persimmon / 1431 posts
When I feel like this, I try to think of all the positives that came out of it, my 2 happy and healthy children, wonderful husband, and we are all tirec but happy.
kiwi / 578 posts
It took me about 6 months longer to finish my PhD because I had my first during grad school. I'll also start in a post-doc position 2-6 months later than otherwise so I can take (unpaid!!!!) time off for my second. It's worth it though, because I work to live, I don't live to work. When I feel down about my timeline or sexism in the workplace or my fat thighs, I watch videos of DS at his cutest and everything is better. Plus, I feel motivated to get out there and do my best for myself and my family.
wonderful clementine / 24134 posts
I'm sorry, it is really hard. I agree with thinking about it being a season for everything. Right now this is my season for motherhood. I love being a WOHM but I still want to cherish these baby stages (while on maternity leave and otherwise). Job hopping right now isn't an option.
grapefruit / 4988 posts
On the other side of it...my mom was super career driven and spent so much time on her career when my brother and I were young. She loved it, and honestly I think she was still a great mom and very present in our lives, but I know that she felt that she missed out on some of our childhood. She died early (in her 50s) and on her deathbed she admitted that she wished she had spent more time with family and less on her career.
Not to say that you shouldn't get a promotion if you deserve it, or spend time on your career. But I've also taken 2 maternity leaves and probably halted my own career because of that (I've stayed in a job that has no path for advancement because it has just been easier). So I just remind myself of what my mom said when I start to wonder if I made the right choice.
apricot / 264 posts
It's hard to feel this way. But as others have said, this time of life is temporary. Your day will come.

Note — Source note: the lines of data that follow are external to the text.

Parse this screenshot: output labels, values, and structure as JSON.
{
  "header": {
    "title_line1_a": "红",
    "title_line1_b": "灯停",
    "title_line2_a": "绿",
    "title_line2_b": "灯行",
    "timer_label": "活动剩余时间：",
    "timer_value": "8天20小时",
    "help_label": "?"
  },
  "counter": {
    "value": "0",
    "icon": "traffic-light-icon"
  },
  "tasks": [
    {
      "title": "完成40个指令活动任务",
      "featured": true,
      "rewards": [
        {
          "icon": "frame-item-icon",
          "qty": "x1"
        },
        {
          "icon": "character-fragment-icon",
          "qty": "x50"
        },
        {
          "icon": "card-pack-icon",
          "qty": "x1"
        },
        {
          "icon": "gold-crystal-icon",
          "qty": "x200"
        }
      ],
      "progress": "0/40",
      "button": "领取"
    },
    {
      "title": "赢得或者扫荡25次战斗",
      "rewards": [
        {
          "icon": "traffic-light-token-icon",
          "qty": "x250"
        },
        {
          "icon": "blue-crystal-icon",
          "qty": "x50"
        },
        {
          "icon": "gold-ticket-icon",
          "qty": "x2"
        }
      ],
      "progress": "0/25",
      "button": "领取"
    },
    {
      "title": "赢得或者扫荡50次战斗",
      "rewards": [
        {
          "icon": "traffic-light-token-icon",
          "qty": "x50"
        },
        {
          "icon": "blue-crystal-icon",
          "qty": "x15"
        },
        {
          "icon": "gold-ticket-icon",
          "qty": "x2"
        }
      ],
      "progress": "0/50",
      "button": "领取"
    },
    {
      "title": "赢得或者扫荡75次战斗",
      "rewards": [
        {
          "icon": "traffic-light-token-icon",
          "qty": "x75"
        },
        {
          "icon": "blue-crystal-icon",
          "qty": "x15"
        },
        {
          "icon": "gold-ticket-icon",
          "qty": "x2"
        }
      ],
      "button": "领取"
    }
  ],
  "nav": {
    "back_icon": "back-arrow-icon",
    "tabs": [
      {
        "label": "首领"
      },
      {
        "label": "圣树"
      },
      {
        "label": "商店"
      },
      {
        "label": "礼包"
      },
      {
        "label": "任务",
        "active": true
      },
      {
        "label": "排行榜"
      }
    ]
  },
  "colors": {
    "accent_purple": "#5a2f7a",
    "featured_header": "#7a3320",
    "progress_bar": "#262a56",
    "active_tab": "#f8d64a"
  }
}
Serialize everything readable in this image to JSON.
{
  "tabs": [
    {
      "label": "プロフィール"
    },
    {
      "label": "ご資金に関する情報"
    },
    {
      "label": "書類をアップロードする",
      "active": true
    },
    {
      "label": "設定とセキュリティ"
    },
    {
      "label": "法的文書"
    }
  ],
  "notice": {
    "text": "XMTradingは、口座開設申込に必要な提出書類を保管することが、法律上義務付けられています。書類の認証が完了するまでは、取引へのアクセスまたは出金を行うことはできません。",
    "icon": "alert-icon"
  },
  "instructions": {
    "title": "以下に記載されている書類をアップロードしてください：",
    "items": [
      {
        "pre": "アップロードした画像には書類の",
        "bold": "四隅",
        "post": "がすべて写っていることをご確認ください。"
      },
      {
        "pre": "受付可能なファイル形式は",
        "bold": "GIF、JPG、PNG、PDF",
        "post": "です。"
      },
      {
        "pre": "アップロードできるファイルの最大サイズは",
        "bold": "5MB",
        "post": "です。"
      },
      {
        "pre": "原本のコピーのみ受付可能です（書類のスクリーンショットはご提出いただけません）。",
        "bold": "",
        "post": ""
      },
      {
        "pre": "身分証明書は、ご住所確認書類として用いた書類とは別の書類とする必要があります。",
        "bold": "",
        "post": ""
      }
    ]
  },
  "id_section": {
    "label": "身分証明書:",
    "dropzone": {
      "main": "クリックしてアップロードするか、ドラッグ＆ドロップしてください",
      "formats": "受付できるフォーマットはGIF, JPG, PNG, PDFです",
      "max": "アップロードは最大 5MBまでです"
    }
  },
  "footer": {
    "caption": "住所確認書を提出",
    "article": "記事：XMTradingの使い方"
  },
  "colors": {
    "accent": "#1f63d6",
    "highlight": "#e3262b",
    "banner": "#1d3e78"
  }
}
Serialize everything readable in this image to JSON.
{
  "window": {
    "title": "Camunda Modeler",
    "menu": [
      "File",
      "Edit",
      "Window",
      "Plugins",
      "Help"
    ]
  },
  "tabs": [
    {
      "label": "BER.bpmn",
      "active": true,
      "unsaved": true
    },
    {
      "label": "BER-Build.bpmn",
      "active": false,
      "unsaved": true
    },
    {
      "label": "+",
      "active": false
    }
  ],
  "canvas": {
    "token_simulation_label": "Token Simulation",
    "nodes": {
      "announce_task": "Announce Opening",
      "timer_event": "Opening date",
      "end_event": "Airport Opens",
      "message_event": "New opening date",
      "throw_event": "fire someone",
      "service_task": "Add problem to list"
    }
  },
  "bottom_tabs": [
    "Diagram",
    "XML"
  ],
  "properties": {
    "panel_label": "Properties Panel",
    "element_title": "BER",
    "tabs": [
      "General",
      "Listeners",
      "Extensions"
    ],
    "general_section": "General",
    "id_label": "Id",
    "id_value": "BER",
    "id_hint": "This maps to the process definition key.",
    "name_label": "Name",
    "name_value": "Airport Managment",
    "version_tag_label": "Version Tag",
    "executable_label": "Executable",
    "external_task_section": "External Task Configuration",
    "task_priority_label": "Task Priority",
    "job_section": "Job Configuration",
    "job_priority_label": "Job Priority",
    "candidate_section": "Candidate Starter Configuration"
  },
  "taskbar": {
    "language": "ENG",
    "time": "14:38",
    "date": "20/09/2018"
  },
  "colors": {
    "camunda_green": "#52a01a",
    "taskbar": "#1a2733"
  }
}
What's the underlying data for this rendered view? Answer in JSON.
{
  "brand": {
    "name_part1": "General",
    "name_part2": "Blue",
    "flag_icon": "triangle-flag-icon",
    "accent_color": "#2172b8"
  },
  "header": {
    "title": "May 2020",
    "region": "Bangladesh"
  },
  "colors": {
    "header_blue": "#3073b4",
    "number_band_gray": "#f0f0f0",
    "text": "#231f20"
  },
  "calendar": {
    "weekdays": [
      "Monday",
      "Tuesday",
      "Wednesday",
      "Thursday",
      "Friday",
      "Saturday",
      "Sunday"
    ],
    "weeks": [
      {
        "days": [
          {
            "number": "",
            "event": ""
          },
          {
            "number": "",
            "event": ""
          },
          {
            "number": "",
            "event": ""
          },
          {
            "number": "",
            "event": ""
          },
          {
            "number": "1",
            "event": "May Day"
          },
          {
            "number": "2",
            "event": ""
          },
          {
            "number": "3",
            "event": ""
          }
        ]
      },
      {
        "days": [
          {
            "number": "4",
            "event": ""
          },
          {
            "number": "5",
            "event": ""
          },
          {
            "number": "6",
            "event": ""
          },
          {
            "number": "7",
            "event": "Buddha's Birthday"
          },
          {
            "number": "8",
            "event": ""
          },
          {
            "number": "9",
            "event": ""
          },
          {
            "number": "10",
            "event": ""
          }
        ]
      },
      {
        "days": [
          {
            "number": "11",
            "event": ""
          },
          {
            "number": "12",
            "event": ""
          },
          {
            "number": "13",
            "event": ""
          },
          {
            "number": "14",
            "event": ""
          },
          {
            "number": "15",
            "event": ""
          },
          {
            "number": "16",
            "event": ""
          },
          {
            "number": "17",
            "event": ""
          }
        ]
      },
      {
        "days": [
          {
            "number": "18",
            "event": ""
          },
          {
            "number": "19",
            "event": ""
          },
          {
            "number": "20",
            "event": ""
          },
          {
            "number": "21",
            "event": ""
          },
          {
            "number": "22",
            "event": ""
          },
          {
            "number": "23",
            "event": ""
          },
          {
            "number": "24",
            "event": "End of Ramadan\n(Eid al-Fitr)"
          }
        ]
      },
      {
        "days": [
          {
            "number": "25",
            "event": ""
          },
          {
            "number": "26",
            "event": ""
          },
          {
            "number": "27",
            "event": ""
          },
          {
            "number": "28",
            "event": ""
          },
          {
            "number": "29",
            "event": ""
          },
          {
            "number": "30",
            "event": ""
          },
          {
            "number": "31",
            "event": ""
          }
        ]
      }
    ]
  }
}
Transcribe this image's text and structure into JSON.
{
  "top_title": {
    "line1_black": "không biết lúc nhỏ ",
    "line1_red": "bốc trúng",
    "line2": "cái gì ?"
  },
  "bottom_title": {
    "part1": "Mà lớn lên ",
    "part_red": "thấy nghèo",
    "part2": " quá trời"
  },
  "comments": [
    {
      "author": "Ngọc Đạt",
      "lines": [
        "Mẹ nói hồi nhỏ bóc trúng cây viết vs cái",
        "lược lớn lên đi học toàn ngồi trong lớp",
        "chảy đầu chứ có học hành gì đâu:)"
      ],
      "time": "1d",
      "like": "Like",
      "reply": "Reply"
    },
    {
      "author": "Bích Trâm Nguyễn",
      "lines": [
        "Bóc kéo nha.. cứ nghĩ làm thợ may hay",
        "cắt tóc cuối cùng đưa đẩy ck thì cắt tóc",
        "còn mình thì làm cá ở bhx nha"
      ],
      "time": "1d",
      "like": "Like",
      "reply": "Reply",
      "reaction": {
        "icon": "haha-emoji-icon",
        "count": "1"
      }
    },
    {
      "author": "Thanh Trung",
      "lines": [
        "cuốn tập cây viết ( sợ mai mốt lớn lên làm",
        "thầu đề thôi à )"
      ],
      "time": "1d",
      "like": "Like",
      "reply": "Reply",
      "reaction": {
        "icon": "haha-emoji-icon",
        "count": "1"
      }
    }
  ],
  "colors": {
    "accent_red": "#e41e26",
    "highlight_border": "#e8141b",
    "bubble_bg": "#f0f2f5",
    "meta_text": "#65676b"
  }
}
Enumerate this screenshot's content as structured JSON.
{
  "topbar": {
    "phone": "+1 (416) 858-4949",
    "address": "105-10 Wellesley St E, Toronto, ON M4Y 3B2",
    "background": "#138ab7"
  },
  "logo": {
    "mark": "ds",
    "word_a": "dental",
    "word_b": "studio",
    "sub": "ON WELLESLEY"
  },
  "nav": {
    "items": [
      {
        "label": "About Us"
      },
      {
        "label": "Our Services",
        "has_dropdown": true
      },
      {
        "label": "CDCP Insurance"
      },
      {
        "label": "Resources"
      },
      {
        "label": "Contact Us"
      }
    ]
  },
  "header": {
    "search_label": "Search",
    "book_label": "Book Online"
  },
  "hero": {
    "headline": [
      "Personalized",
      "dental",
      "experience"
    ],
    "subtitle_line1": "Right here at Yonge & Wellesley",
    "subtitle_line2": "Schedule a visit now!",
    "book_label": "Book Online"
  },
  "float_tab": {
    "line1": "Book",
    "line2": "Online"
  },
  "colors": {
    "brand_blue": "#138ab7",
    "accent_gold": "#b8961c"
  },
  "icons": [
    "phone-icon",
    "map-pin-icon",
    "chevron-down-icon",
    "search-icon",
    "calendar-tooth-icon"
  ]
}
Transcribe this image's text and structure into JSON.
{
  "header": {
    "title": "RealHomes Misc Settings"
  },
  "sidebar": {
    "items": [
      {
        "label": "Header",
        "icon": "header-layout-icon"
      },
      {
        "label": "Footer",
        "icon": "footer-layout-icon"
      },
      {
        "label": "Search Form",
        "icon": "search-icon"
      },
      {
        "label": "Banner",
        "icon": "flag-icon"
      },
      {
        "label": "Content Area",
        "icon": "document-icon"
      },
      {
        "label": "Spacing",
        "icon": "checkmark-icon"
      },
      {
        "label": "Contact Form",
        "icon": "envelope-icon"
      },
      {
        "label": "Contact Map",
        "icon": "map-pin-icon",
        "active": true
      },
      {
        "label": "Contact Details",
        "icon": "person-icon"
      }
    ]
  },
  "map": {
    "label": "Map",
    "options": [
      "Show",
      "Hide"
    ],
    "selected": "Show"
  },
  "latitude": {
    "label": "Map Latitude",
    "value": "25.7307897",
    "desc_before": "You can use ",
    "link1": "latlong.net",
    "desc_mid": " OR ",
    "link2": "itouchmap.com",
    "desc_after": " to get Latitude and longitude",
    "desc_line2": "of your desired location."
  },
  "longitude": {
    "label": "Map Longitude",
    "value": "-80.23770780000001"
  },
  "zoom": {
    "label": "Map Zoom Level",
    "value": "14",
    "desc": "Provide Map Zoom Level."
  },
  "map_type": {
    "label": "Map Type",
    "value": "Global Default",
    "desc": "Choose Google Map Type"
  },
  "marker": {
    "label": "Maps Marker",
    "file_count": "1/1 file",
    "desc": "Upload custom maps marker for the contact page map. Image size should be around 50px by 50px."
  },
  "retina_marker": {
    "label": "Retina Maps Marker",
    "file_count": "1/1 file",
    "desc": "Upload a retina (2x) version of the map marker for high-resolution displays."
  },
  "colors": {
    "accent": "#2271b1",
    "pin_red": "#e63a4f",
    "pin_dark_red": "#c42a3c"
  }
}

I always try to remind myself that no one's life is perfect. Everyone has their own trials and hardships even if we can't see them.
When I'm feeling down, loving and hugging on my kids makes me feel better. Their love is worth more than anything to me.
grapefruit / 4418 posts
I definitely let myself cry! Then,
I remind myself that this is but one quickly passing phase and that my time will come when I'm ready for it. I put my all into my current role, know that right now I'm not in a place to be able to or really want to progress much, but know that I can still learn and grow and gain valuable experience in my current position that will mean I am beyond prepared to jump when the time is right.
clementine / 873 posts
Thanks ladies, I don't have any working mom friends so it is really reassuring to hear I'm not the only one with these issues
On the plus side, had a great interview for an amazing job yesterday, so things are slowly looking up
pomelo / 5866 posts
@codeitall: Great to hear!!
apricot / 483 posts
@codeitall: That's great on the interview! Best of luck!
Besides all the great advice above, I'll just address the job part. Do you know if she applied for that promotion? Or was it just given to her?
My anecdote is that last summer, I was poking around on our internal directory and saw the people that I had started with (8 years prior, in my former department) had AVP titles. I had switched around a few jobs and locations, but I was a manager and it hurt to see them with titles when I had none. So I asked my manager how to earn that title. Turns out, they hadn't even realized it and the next month I got my title! Sometimes you just have to ask, or apply to move ahead. You're responsible for your own career; if something isn't where you think it ought to be, take steps to get to where you want!
Hugs mama, it's HARD being a working mom.